It's so lax because in the US banks almost always absorb the cost of fraudulent transactions that customer's notice. Fraud that goes undetected is paid by the customer.

Since customers don't pay, there's no political pressure to improve. (Check fraud is different, usually the customer pays.)

Banks pass their fraud costs on to customers in the form of fees and interest.

Now that the credit card margins are shrinking Banks may have trouble passing on fraud losses, so I wonder if they'll get more worried about security.

In India, does the customer pay for fraud losses or the bank?

Ramakant Yadav said...

In India, the customer pays for all transactions that occur on an un-blocked card. It says so in the terms and conditions.

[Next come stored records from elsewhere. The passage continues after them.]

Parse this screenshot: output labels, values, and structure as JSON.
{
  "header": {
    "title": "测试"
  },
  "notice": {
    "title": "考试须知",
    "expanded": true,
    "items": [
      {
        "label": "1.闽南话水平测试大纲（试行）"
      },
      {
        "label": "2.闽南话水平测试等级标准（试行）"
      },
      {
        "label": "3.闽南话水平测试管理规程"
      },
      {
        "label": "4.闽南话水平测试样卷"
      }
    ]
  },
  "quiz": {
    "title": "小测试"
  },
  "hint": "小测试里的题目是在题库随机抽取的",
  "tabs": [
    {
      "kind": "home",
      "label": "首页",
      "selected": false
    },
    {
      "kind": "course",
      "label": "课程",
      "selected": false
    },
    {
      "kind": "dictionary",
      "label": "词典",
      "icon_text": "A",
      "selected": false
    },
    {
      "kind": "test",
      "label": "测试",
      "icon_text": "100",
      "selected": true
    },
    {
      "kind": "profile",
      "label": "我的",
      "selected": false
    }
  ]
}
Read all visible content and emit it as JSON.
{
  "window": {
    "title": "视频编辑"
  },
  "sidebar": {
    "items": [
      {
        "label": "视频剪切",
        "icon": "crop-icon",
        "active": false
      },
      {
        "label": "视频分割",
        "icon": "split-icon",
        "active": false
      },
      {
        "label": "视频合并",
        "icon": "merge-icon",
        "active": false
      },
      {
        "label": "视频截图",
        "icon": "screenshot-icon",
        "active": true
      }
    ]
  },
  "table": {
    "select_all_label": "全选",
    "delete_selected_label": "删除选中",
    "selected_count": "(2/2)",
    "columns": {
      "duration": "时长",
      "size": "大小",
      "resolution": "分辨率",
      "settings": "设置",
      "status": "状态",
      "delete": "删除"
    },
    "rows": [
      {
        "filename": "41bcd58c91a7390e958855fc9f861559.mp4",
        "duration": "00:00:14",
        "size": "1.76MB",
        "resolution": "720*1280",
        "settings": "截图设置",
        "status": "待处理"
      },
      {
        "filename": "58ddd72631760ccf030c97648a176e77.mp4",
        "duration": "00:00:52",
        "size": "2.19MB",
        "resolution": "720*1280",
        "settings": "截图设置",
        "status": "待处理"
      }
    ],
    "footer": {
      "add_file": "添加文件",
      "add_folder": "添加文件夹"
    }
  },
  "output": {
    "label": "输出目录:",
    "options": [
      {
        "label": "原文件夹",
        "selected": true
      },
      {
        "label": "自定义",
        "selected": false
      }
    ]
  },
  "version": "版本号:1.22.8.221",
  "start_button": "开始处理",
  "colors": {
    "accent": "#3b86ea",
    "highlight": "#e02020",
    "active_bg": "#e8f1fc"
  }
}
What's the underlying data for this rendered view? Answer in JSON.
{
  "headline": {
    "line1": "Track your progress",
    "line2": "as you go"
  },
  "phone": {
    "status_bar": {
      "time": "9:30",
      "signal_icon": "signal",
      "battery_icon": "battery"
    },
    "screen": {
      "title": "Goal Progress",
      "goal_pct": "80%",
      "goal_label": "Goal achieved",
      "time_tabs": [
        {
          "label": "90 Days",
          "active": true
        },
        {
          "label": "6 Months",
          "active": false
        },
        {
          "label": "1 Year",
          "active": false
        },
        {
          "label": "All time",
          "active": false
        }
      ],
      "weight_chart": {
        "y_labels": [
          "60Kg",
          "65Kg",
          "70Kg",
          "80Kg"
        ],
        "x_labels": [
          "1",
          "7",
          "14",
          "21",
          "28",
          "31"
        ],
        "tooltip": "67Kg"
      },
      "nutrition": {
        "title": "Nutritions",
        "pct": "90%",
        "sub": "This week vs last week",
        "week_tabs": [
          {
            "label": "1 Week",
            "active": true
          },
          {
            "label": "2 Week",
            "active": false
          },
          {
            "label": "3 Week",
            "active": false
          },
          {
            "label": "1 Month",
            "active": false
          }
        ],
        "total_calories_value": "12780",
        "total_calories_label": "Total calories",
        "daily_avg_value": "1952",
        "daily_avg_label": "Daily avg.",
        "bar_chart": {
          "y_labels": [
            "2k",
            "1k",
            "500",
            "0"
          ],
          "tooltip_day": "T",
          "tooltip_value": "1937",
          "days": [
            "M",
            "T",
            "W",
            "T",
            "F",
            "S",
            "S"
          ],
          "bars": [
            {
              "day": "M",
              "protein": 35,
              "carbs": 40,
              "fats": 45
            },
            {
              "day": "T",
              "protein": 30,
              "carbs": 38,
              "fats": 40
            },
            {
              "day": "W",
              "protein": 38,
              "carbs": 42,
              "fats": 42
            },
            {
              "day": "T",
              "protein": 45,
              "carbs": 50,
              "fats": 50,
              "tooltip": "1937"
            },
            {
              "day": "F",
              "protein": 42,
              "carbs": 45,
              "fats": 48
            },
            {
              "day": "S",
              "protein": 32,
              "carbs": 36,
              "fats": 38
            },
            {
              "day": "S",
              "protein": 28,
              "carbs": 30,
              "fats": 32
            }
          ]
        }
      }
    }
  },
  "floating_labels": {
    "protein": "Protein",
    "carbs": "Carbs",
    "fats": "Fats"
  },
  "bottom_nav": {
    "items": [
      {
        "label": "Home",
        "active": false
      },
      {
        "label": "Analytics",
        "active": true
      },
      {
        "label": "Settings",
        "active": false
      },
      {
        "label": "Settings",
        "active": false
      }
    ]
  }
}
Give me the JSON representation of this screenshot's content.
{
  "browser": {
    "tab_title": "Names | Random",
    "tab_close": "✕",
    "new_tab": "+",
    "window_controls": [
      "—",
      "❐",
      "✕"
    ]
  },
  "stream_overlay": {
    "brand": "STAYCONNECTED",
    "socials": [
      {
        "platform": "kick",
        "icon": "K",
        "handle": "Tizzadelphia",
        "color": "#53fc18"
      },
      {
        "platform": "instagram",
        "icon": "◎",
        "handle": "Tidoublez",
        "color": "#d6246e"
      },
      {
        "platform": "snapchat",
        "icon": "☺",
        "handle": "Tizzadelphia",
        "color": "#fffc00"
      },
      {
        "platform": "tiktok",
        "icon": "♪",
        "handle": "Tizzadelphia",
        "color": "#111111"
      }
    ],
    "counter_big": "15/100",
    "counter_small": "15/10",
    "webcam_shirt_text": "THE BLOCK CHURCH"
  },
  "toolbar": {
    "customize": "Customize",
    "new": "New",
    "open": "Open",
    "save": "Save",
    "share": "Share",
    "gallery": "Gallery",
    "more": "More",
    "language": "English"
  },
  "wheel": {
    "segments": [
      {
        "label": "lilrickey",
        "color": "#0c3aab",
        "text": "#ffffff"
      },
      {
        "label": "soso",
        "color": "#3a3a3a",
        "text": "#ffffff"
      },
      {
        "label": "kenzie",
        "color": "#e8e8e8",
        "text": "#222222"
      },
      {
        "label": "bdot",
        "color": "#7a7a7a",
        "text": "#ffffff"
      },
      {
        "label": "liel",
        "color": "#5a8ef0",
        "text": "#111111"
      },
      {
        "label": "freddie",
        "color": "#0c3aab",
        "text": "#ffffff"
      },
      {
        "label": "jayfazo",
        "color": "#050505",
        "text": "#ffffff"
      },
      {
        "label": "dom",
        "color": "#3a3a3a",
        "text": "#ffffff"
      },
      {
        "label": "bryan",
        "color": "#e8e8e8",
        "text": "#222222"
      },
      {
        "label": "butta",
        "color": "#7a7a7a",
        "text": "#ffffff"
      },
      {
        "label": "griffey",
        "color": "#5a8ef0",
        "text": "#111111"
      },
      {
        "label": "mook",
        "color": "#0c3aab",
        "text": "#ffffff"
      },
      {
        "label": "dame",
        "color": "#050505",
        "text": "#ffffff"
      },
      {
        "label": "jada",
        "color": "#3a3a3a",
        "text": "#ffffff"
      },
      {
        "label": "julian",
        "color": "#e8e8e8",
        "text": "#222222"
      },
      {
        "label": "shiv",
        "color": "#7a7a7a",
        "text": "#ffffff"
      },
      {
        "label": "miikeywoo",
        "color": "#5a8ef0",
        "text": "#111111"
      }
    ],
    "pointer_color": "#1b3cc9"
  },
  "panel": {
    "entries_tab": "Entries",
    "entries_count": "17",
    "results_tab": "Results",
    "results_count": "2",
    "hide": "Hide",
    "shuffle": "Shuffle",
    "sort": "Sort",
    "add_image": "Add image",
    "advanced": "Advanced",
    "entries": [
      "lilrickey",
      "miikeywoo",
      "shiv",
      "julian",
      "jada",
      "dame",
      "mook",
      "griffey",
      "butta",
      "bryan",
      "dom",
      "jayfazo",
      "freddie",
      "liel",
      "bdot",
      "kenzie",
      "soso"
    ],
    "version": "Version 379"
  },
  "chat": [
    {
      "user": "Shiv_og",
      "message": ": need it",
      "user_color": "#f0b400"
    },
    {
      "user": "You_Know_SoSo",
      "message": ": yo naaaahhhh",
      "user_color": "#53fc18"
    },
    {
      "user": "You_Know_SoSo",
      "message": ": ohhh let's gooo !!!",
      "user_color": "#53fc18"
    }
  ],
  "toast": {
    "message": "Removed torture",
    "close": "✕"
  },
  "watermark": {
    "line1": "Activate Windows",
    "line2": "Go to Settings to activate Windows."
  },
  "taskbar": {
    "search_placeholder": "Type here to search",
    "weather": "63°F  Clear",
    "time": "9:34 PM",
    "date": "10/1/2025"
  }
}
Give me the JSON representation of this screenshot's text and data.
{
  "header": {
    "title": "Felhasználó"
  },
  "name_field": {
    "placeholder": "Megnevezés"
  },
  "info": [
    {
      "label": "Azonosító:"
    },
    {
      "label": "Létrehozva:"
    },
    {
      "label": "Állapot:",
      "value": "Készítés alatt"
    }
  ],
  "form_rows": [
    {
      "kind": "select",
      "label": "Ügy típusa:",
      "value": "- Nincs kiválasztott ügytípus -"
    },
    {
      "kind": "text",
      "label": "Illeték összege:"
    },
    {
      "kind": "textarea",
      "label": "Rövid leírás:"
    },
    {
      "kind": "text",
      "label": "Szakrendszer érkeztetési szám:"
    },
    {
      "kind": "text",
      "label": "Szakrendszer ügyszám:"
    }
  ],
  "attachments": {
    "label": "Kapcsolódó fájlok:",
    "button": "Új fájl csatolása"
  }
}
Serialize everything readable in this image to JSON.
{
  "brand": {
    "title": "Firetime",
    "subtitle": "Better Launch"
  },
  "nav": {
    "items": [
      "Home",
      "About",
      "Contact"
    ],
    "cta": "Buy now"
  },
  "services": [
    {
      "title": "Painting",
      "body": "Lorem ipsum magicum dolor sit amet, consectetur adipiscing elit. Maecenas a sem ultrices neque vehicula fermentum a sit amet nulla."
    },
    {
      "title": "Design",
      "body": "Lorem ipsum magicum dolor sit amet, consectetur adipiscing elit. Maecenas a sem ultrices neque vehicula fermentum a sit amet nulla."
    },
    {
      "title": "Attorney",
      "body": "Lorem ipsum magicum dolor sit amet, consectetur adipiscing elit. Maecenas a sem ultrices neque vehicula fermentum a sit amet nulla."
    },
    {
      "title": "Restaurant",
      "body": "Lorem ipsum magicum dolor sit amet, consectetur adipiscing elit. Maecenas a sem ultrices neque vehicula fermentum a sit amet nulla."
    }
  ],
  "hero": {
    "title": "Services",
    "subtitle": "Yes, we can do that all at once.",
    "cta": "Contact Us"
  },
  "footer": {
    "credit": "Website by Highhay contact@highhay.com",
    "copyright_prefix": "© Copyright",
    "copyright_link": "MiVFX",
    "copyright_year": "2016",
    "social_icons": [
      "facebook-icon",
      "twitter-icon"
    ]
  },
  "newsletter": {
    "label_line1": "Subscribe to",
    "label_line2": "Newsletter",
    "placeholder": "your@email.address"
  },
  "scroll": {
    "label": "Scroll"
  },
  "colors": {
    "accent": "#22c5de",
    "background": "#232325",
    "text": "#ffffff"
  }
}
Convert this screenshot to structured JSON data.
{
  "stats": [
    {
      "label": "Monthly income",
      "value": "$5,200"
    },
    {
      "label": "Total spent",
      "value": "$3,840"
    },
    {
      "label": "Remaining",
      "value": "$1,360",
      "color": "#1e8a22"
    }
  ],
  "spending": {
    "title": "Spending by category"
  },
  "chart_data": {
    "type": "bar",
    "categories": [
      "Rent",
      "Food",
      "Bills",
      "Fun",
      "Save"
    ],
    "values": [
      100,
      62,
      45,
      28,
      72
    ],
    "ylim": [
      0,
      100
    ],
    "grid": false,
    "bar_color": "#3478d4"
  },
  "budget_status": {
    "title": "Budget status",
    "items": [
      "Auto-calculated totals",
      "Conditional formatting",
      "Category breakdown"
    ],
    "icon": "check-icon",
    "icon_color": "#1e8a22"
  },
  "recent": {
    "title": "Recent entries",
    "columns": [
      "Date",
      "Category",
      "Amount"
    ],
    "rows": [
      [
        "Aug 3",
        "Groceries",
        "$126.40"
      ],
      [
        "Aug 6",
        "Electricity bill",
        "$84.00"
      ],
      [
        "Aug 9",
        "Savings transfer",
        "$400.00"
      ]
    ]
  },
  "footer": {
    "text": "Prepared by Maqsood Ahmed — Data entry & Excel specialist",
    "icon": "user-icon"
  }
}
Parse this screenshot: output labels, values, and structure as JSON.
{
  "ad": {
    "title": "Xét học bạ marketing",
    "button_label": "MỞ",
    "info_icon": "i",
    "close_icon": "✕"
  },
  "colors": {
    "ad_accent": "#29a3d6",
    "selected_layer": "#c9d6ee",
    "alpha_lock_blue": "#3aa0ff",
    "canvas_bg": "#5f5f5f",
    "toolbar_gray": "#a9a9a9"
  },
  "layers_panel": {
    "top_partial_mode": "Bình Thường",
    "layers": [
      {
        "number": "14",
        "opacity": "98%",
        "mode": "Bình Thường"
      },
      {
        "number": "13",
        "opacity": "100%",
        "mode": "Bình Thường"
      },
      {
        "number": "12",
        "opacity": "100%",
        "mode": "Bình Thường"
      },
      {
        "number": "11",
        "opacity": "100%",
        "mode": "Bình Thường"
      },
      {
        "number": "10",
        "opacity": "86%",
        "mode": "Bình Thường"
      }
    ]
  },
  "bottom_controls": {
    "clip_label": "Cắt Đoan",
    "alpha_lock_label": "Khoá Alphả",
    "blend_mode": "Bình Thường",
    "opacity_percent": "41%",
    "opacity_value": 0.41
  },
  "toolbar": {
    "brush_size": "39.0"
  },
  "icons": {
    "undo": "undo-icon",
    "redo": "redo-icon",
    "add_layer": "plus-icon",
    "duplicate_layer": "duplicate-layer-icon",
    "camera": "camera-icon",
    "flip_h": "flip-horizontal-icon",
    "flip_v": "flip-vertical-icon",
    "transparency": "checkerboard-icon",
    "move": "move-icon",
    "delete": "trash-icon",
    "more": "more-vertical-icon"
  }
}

If the card gets stolen, the customers are supposed to call up the bank and hot-list the credit card or debit card.

Until it gets hot-listed, the customer pays for all transactions. Citibank in India does offer card-insurance that covers all payments in this scenario. Unfortunately, none of the other Indian banks[like hdfc, icici, state bank of india etc] offer this feature.

And if you don't pay, until last year, the banks would send hired men to your office and home in order to recover the money. There is no concept of bankruptcy, you pay or you get beaten up.

So last year, the courts took a dim view of the entire "hire recovery agents and harass customers" concept and started ordering the banks to pay compensation to harassed people who would not pay back their credit card dues for whatever reasons.

Right now, citibank is involved in a huge fraud case in its New Delhi branch. Apparently one of the relationship managers took a lot of money and invested it in his personal accounts. Look in google for: citibank fraud India. The customers involved are expected to ask for compensation from citibank. I don't think they are going to get any compensation although the amount of the money involved is Rs 300 Crores.

Rs 300 Crores is 3000 million rupees in english. 45 Rupees is $1.
So that is ....around..60 million dollars give or take 10 million.